[WHAT IS NEEDED]: Scan the entries for the word "clock", and copy every line where it appears.

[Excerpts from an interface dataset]
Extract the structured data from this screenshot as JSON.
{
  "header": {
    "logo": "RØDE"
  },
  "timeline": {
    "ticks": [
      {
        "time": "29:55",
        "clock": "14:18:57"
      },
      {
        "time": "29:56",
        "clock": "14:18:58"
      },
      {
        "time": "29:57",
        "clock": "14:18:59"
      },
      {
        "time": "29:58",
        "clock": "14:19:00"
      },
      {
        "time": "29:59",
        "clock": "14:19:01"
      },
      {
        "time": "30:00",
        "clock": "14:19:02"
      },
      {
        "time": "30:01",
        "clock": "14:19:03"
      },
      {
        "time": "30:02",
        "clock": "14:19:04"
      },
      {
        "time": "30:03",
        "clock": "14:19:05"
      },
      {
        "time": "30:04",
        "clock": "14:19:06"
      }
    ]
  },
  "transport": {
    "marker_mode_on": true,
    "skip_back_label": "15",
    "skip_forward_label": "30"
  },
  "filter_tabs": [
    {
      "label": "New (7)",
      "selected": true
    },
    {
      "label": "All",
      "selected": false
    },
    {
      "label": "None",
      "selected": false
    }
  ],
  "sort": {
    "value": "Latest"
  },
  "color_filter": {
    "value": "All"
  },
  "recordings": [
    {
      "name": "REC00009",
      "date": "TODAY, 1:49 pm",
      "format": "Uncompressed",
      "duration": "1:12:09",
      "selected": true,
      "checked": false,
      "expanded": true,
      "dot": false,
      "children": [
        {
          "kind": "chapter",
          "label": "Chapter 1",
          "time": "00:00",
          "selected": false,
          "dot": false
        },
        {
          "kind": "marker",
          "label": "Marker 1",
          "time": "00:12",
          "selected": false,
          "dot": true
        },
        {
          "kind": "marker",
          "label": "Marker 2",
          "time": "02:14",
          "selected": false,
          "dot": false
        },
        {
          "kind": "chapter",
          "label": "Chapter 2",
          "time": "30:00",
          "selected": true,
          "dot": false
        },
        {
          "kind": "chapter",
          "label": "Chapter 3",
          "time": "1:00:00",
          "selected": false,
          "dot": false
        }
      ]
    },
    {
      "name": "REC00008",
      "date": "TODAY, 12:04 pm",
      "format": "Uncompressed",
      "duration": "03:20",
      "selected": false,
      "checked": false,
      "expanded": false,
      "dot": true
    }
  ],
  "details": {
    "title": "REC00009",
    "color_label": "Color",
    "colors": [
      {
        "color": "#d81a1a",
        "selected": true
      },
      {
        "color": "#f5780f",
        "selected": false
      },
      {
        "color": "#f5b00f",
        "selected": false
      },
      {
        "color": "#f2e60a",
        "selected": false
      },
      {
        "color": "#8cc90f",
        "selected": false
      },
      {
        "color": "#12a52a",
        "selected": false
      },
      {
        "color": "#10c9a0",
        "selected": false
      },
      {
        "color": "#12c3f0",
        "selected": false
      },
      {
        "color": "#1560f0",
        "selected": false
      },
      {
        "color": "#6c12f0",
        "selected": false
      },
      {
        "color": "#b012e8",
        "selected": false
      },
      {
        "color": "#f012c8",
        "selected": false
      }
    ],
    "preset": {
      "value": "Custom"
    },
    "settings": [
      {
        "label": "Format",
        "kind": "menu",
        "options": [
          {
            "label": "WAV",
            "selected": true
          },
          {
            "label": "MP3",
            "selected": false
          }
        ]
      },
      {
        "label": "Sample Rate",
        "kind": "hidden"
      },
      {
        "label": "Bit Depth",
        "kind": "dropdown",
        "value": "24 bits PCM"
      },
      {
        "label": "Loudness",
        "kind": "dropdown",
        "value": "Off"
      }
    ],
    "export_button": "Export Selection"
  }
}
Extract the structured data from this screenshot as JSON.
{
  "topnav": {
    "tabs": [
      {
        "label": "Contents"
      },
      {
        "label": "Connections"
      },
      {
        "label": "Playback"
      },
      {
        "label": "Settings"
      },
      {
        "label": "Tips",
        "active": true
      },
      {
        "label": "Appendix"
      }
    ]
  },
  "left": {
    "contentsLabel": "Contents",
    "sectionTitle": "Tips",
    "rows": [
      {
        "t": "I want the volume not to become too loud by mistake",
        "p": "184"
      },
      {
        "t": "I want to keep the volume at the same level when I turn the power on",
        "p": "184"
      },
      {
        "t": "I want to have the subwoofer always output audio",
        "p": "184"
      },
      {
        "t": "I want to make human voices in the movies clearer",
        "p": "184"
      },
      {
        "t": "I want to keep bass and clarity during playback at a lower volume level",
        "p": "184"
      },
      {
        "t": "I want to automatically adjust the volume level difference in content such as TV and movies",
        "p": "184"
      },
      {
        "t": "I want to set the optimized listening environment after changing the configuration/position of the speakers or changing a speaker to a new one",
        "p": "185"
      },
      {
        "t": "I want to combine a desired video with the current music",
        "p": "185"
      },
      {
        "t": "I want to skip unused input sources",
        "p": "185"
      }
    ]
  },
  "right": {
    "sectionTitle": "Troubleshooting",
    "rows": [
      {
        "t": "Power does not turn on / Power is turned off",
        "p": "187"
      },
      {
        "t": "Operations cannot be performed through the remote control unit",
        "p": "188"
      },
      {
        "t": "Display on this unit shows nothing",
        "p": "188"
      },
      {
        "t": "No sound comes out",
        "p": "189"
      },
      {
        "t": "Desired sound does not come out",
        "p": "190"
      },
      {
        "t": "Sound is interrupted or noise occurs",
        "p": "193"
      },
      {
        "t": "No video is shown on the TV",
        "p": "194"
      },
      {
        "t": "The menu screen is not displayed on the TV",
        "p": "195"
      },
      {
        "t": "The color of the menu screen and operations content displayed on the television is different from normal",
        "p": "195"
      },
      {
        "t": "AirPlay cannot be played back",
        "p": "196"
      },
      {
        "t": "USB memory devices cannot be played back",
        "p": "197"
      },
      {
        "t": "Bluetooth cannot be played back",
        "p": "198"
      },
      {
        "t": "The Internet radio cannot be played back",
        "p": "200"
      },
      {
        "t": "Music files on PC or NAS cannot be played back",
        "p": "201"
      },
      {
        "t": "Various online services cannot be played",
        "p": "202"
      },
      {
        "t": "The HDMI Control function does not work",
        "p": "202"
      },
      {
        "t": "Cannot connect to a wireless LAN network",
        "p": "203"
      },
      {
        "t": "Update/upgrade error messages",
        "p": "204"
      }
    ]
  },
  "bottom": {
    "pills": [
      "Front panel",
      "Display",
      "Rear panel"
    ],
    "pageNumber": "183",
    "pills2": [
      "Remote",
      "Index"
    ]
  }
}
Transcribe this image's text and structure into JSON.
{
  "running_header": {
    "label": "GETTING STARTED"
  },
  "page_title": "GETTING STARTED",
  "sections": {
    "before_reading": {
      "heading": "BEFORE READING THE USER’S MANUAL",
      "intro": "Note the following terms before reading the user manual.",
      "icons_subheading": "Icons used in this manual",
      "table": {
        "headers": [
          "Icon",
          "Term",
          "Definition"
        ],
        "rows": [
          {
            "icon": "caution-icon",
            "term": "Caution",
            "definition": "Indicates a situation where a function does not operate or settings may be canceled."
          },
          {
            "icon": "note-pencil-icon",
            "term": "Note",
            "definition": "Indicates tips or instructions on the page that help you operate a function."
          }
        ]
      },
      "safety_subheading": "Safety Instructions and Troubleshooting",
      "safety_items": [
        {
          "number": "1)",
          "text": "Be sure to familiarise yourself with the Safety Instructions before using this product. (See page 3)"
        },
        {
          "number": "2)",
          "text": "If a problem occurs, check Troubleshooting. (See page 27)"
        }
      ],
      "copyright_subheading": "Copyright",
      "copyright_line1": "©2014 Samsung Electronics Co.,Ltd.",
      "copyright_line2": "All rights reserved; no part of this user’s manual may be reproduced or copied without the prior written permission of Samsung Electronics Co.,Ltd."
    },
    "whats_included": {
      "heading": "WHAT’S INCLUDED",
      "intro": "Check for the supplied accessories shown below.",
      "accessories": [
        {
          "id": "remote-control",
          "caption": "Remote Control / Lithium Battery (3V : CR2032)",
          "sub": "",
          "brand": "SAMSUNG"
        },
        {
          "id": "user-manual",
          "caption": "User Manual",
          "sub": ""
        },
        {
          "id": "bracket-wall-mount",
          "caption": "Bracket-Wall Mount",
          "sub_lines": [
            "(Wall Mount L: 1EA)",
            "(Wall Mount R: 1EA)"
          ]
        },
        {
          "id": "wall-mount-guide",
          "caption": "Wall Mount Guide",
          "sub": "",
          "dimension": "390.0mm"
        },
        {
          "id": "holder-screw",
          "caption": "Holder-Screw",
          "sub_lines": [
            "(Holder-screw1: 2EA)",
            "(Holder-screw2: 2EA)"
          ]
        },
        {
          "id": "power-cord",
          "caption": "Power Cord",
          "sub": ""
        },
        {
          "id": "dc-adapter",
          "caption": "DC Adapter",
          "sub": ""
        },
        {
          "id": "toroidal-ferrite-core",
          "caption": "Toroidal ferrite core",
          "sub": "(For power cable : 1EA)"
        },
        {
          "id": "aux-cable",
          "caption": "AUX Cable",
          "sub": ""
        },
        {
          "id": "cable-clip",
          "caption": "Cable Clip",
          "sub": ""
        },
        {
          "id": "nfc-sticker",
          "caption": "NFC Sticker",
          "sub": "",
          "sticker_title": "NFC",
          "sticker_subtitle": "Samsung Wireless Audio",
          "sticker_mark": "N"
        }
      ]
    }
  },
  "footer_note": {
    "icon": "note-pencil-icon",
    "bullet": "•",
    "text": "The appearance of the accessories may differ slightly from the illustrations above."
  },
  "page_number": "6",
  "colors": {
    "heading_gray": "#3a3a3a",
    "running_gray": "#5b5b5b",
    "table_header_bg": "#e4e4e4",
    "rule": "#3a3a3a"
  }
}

[TASK SOLUTION]:
        "clock": "14:18:57"
        "clock": "14:18:58"
        "clock": "14:18:59"
        "clock": "14:19:00"
        "clock": "14:19:01"
        "clock": "14:19:02"
        "clock": "14:19:03"
        "clock": "14:19:04"
        "clock": "14:19:05"
        "clock": "14:19:06"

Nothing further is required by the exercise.